Other than Labor, there are also Armaments and Raw Materials resources, which together turn out to be a rather complex but fun economic balancing act that can fuel terrific power spikes during a campaign (you can rush constructions with Labor!).
Chorfs also have a unique faction-wide buff tree (not race-wide) called the Tower of Zharr, wherein you and other Chorf factions have to jockey for position (and choice of buff) using Conclave Influence, a diplomatic resource that is gained via some of your actions during the campaign. This congress-like element can enable game-changing buffs for you – provided you manage it well. This is on top of the 3-part tech tree.
All-in-all, the Chorfs are looking like the best addition yet to an already-huge roster in Warhammer III, not in the sense of meta playability, but more on the continuation and improvement of the level of detail and mechanical quality Creative Assembly has put into their game.

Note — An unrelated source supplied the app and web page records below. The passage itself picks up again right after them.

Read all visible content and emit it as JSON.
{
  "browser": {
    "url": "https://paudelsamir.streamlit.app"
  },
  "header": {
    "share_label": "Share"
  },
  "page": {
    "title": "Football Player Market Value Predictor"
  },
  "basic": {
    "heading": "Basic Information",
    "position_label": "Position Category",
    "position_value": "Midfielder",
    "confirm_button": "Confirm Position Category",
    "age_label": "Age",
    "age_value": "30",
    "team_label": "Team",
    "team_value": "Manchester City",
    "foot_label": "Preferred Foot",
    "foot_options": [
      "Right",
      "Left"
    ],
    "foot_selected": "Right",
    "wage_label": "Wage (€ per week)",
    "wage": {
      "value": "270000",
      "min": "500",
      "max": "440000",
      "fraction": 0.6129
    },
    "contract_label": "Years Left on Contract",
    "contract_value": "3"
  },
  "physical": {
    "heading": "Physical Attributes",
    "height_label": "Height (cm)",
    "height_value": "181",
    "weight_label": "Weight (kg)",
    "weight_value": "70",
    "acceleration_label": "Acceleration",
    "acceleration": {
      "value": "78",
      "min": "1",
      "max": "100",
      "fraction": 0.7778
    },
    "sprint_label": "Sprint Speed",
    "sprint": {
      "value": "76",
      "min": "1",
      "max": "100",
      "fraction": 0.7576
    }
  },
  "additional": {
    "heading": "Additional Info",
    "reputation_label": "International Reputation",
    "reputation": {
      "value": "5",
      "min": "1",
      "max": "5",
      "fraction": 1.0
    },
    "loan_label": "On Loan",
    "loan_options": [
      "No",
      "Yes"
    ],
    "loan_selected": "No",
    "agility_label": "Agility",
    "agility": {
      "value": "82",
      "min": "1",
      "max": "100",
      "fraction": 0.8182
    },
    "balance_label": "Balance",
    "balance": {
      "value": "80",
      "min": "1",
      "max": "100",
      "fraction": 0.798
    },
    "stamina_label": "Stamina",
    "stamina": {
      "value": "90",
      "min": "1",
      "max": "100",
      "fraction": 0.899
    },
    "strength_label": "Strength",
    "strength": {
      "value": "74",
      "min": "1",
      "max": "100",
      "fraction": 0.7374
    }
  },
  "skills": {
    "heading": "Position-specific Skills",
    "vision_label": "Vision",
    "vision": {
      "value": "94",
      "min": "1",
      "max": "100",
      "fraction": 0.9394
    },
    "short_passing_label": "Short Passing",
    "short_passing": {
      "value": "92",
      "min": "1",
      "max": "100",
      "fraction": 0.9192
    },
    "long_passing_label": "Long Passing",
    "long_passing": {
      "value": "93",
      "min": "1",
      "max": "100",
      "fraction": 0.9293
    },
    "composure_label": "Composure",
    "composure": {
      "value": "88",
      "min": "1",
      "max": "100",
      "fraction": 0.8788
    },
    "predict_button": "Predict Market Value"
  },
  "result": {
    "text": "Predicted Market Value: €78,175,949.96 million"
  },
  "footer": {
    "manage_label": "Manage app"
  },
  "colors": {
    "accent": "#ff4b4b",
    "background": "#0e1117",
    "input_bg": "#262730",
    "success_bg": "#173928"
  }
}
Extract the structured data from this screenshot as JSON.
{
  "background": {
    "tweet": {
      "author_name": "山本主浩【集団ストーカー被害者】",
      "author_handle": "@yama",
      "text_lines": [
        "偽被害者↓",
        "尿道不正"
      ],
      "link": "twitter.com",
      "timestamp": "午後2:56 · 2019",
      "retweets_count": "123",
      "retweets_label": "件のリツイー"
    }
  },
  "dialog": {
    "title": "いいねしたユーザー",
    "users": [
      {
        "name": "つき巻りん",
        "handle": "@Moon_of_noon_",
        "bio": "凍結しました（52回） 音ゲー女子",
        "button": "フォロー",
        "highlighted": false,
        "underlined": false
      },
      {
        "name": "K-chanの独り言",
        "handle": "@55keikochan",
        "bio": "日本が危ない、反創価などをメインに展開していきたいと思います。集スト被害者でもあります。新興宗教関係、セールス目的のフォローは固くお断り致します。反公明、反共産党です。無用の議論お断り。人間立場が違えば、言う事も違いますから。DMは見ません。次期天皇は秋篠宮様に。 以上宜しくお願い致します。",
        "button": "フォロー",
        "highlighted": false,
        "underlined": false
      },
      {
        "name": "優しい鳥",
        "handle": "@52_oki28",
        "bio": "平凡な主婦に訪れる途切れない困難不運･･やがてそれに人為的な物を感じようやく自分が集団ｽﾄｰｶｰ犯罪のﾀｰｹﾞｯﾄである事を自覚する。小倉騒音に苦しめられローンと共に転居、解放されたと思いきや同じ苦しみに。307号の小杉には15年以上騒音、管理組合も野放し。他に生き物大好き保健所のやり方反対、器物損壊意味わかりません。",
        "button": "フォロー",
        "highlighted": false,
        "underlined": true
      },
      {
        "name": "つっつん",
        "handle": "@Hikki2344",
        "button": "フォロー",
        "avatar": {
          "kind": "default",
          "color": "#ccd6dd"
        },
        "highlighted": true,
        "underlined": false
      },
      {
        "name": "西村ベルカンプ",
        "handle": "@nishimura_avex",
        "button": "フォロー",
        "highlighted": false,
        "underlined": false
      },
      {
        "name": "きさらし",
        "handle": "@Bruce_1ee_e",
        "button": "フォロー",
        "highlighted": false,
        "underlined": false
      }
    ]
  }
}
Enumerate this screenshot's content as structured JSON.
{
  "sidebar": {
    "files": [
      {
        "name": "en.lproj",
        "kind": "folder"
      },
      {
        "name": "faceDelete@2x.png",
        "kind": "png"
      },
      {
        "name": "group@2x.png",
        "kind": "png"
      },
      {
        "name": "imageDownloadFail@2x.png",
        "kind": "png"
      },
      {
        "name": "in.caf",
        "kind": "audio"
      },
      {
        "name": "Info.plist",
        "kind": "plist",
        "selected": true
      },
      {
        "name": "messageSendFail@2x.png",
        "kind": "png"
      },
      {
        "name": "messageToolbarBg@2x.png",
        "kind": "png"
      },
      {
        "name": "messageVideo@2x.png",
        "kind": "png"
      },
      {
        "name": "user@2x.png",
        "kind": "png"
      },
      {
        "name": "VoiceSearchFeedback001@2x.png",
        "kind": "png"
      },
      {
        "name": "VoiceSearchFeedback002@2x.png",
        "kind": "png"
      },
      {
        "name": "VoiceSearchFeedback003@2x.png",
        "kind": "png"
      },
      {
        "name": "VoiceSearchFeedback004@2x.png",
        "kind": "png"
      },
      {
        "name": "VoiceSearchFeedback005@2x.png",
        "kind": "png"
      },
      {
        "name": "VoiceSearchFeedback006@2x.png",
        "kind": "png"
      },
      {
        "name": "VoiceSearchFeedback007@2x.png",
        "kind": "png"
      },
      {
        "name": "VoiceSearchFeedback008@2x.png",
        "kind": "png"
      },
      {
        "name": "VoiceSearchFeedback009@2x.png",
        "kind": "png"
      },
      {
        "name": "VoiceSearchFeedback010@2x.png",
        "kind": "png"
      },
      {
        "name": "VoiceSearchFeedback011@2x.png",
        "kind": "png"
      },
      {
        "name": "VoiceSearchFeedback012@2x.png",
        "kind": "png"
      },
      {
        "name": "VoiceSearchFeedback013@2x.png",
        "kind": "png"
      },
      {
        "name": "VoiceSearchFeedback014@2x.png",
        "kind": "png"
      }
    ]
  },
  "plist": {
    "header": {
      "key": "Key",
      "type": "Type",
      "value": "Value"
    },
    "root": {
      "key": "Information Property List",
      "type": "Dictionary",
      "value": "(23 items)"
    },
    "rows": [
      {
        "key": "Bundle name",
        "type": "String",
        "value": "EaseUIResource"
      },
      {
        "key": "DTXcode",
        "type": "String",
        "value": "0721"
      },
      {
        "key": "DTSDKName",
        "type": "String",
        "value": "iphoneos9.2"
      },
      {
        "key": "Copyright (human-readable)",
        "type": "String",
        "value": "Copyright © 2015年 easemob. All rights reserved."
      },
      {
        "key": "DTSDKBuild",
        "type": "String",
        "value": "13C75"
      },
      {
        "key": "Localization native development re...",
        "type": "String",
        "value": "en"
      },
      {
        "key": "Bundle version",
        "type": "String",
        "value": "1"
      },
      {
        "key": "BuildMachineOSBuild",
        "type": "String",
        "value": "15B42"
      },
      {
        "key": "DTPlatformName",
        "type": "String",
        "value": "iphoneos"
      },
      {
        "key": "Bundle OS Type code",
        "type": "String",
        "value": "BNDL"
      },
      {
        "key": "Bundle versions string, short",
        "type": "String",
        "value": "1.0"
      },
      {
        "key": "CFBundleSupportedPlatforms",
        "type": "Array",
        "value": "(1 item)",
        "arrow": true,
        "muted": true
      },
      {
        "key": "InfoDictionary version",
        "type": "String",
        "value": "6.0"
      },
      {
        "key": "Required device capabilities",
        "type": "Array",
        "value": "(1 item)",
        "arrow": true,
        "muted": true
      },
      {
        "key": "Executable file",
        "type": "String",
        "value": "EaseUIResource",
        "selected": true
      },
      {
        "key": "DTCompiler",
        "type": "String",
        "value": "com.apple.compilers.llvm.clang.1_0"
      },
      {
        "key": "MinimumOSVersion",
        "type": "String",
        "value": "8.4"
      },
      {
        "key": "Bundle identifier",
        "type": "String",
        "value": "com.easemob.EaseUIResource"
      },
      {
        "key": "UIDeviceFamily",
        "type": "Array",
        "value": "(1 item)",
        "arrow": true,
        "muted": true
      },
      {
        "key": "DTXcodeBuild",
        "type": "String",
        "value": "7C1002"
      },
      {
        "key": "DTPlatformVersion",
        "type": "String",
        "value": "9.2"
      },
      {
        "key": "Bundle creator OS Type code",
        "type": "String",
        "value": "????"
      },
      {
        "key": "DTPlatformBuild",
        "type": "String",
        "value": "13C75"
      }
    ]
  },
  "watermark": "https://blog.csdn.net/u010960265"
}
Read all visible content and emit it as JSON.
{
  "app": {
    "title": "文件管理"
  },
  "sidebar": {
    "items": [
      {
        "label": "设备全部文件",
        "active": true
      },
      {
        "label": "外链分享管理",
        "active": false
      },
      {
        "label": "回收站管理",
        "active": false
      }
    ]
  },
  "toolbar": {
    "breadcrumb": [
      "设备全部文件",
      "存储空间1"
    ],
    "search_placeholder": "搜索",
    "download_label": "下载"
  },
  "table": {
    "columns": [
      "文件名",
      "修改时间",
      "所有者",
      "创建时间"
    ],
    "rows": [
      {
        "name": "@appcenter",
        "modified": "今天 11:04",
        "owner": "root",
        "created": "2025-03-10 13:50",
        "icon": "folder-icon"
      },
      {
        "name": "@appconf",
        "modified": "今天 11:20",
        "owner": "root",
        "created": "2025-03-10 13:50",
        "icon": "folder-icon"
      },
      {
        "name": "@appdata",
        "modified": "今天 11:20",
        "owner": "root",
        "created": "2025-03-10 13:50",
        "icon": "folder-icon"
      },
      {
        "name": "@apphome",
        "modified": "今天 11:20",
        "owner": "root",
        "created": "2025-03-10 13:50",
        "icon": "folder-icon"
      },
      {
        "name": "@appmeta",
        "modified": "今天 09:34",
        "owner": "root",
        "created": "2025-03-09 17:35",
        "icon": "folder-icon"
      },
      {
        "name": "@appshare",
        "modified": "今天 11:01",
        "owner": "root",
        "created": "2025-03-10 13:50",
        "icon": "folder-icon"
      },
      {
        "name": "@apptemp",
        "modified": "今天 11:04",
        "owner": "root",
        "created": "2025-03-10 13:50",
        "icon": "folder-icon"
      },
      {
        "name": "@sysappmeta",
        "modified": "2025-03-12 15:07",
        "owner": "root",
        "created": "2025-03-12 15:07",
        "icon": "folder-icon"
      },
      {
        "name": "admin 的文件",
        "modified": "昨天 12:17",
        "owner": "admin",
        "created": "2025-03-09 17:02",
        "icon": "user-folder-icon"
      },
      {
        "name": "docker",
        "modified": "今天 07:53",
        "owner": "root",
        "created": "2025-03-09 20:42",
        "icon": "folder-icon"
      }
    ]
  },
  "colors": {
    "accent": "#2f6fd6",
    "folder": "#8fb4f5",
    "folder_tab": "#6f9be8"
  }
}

There’s Gorduz Backstabber. There’s Zhatan the Black. Drazhoath the Ashen. Stone-legged Astragoth Ironhand with his multitude of explosive spells. The dwarf-faced Lammasu. They’ve enslaved even daemons into K’daai Destroyers and Fireborn. They’re just east of the Old World, seething in the Darklands, waiting to be unleashed.
I suggest you lace up your strategy boots, hop on your Skullcracker, and get boomin’.
What we liked:
- The Chaos Dwarfs are a fun and strategic addition to the game.
- Chaos Dwarf economy doesn’t rely on Growth
- Chaos Dwarves have access to at-will power spikes in both campaign and battles
What we didn’t like:
- Chaos Dwarves require a lot of complex economic and diplomacy micromanagement
Verdict: Buy it!
Total War: Warhammer III Forge of the Chaos Dwarfs DLC is a fantastic addition to the game, offering another strategic layer that’s equally as fun and engaging.
Total War: Warhammer III just gets better with the Chaos Dwarfs, which brings a twist to resource gathering and aims to change up ways of approaching the game. There’s a lot of management needed, both on the economic and diplomacy front, but fans of the game will appreciate the added diversity.
*Total War: Warhammer III Forge of the Chaos Dwarfs DLC was reviewed on a PC with a review code provided by the publisher.